So, to push it further, I tried something which never works – not with my wired third-party Xbox One controller or either of my NACON controllers, Remote Play and PS Now on the PC. As I expected, whilst connected with a wire or via Bluetooth, the PC saw the controller as an official DS4 and so did Sony’s applications – allowing me to play them perfectly with this new controller. As such, this has now become my permanent Remote Play controller as I play my PS4 from the PC quite a lot when I’m reviewing games. Similarly, Remote Play on the iPad also worked perfectly with this controller wirelessly.
I don’t know if there are others out there but this is the first controller I’ve used, other than the official DS4, which tells all devices it’s a DS4 and works perfectly with things like Remote Play and PS Now.

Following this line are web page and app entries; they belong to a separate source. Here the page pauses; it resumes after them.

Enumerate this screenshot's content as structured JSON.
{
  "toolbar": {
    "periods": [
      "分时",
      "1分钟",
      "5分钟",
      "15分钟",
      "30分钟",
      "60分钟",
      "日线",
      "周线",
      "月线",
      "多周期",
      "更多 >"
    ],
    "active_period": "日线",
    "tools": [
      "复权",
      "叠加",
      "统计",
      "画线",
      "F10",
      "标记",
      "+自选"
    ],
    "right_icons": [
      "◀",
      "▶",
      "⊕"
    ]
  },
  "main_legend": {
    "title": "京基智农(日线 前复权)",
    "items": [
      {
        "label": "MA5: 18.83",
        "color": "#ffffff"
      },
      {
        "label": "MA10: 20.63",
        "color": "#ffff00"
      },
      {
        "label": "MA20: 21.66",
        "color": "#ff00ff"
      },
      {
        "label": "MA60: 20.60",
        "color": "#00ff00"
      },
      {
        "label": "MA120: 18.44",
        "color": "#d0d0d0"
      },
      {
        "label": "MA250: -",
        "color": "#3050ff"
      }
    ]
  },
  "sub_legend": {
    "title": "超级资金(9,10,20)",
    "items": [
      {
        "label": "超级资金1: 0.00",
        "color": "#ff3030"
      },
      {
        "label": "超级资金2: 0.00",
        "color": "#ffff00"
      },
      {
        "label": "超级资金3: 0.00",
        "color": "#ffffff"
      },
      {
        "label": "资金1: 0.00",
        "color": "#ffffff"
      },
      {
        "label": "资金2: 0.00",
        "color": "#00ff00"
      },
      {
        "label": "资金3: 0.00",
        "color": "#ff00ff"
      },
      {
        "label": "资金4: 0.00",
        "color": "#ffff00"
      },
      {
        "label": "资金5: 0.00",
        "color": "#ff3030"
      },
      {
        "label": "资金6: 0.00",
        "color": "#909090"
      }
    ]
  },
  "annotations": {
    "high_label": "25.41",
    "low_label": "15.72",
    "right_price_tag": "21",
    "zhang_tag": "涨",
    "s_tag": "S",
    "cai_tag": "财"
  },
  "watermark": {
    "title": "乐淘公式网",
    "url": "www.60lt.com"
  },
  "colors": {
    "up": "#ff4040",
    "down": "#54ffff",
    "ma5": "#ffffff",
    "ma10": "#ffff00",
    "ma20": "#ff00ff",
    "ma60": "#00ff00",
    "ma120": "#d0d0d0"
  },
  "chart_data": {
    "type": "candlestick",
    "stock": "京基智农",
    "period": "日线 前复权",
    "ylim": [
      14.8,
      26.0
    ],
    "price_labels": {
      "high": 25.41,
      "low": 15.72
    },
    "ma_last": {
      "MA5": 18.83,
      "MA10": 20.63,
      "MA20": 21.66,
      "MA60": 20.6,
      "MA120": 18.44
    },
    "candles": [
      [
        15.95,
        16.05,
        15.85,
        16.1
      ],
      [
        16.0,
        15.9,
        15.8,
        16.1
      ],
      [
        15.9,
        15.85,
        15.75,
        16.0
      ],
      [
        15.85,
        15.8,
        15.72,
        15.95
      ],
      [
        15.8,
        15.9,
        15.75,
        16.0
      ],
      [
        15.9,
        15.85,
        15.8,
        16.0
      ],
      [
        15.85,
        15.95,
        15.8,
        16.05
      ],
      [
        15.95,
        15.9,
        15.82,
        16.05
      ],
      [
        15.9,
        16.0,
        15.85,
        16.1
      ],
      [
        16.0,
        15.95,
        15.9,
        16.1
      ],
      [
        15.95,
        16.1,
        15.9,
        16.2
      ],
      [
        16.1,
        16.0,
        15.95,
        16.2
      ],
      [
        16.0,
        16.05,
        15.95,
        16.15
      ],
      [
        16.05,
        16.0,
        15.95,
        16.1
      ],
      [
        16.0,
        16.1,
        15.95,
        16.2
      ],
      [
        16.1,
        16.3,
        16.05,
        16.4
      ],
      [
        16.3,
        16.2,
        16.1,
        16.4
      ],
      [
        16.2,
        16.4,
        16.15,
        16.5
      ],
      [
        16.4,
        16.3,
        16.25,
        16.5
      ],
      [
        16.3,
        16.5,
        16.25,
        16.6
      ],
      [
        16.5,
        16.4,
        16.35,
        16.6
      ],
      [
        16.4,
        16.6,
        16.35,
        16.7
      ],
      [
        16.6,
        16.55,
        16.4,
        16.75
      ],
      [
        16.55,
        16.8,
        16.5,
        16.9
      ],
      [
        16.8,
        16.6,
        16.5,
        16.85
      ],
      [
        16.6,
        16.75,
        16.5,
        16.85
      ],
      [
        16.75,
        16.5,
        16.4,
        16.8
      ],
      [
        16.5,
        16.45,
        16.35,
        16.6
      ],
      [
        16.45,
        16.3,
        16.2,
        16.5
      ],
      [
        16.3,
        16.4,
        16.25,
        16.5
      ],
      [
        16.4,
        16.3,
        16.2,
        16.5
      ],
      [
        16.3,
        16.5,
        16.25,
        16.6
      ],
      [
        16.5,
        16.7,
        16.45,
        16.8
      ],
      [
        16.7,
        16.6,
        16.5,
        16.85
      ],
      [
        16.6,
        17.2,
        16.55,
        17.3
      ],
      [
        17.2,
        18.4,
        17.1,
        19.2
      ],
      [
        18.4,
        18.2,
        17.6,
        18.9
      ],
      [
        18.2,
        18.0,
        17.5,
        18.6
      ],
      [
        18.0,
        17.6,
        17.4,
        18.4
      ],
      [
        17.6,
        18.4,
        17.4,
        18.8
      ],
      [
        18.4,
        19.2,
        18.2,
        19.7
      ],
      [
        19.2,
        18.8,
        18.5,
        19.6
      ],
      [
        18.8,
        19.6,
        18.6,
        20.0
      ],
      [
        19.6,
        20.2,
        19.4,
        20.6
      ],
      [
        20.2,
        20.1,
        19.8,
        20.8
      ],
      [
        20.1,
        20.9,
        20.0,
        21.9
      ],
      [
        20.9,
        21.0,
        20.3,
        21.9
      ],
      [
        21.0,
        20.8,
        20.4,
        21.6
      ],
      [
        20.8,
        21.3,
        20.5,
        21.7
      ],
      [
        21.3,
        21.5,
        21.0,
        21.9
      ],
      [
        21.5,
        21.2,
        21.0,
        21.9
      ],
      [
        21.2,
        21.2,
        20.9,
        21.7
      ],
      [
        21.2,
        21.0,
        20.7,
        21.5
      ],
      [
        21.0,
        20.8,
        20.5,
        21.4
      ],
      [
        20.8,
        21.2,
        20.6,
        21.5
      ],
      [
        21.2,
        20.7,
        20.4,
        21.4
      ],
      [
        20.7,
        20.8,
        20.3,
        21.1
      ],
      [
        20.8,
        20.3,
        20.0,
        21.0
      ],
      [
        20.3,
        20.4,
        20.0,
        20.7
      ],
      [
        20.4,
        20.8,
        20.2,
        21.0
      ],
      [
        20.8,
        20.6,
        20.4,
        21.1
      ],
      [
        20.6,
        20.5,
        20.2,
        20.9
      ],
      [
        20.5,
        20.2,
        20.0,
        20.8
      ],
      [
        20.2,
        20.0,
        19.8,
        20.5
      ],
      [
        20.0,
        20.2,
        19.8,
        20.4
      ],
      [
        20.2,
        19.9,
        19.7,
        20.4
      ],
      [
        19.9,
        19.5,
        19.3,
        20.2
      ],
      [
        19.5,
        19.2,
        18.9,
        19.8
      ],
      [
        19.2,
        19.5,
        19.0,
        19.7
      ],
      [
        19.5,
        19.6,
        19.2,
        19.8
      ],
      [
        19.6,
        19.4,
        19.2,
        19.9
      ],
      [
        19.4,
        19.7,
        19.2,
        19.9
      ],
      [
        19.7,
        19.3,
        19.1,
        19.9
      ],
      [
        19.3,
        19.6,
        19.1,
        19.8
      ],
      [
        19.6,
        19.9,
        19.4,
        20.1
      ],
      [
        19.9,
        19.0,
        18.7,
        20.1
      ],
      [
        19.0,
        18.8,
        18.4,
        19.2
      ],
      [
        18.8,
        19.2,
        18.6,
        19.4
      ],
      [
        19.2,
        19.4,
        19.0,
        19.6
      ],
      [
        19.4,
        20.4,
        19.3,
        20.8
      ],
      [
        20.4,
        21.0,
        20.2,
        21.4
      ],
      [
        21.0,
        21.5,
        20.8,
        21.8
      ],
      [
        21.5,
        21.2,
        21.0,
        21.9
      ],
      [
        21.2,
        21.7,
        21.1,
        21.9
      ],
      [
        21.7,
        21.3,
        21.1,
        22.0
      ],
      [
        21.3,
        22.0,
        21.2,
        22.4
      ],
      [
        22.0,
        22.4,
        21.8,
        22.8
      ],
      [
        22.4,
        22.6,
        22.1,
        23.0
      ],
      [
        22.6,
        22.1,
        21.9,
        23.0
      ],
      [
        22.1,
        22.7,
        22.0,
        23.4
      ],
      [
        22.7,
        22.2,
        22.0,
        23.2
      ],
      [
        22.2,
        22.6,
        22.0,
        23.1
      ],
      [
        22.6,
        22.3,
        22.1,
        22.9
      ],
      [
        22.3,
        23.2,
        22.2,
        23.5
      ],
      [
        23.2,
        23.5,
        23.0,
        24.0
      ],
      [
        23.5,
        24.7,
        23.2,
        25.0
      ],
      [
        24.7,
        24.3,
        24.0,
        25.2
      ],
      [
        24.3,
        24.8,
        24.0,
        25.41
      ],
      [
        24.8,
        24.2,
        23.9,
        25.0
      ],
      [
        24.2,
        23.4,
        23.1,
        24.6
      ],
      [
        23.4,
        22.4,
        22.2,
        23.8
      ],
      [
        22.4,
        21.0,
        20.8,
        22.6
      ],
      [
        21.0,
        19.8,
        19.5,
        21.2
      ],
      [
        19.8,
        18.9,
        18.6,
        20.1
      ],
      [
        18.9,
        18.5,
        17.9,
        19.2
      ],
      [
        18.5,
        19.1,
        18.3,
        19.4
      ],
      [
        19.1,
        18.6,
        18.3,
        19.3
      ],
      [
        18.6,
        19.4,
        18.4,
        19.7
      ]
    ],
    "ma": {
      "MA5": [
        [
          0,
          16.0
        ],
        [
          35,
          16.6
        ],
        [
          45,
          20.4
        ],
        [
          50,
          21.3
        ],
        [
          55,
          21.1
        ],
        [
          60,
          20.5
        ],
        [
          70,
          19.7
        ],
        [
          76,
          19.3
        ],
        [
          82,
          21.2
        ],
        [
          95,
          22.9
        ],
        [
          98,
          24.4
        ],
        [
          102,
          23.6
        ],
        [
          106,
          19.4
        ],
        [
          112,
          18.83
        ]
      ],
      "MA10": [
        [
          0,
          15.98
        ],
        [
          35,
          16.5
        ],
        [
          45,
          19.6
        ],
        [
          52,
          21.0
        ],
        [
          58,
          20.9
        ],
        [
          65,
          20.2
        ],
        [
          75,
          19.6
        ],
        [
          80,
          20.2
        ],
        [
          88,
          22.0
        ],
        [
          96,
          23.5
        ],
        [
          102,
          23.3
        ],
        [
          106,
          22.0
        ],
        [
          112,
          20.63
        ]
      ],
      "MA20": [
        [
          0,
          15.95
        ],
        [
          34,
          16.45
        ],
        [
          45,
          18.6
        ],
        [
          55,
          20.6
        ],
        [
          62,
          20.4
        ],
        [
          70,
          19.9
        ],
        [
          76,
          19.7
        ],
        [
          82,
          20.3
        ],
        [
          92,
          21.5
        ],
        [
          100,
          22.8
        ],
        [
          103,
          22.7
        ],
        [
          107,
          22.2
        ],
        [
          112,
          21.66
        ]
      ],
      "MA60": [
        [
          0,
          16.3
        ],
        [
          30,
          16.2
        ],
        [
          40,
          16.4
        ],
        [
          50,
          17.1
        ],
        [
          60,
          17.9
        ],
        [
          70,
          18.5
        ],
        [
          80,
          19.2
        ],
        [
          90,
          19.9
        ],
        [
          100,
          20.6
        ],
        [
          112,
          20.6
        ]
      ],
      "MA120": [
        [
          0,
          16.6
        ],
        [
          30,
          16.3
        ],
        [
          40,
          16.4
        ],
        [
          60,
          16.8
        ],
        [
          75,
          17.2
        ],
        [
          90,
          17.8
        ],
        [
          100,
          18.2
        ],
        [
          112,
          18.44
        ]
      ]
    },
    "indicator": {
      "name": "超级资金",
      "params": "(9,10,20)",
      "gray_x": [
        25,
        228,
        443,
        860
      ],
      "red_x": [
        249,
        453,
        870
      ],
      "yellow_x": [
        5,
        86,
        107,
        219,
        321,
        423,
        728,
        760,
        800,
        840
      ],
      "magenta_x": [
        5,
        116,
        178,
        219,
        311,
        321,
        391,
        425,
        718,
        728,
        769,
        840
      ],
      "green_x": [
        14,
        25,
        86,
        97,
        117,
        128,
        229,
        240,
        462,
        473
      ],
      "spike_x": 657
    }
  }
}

After about 200 hours of use, what do I think of the VX4? It certainly has good points, but it also has some negatives for me personally. The design of the controller took me a little getting used to, with the longer triggers, wider thumbsticks, open screw holes where your fingers rest, and smaller touchpad, but after a few hours, I didn’t even realise I wasn’t using my official DualShock 4. Plus, although the controller is missing the lightbar (the only feature missing on this controller), the turbo function and the fact it mimics a DS4 on all devices from PC to mobile, easily allows me to overlook that – except when I’m playing on my PSVR headset.
If you’re looking for a cheap second controller for your PS4, or maybe you wanted to pick up a controller for Remote Play and iOS like myself, then the Gioteck VX4 is a great alternative to the more expensive official DS4. If you don’t need the controller to be wireless, there is a wired version with and without audio support which is even cheaper as well.
**Update** to celebrate the addition of Fortnite Split-screen mode, Gioteck is releasing two new designs for their VX4 range controllers in January 2020. First up is a wired ‘Artic-Camo’ design (which is also coming to the Switch as Wireless) and a Fortnite inspired Purple wireless controller.
Gioteck VX4 - Wireless Controller£19.99-£29.99
- - Works wirelessly with no extra dongle (if you pick up the wireless model)
- - Contains Motion controls, Speaker, and vibration
- - Has an easy-to-use turbo button
- - Works flawlessly with iOS, Remote Play and PS Now on all devices
- - Construction build quality is very sturdy and solid
- - The rear triggers a bit long, about 50% longer than the standard DS4
- - No Light bar and the colour-changing LED is set within the case and only visible via a small pin-prick hole
- - The touchpad is a little too small as it shrinks to fit the design of the controller
- - The thumbsticks surface area is bigger than the DS4 and very smooth, leading to uncomfy and sore thumbs after many hours of use (unless you use a thumb-grip)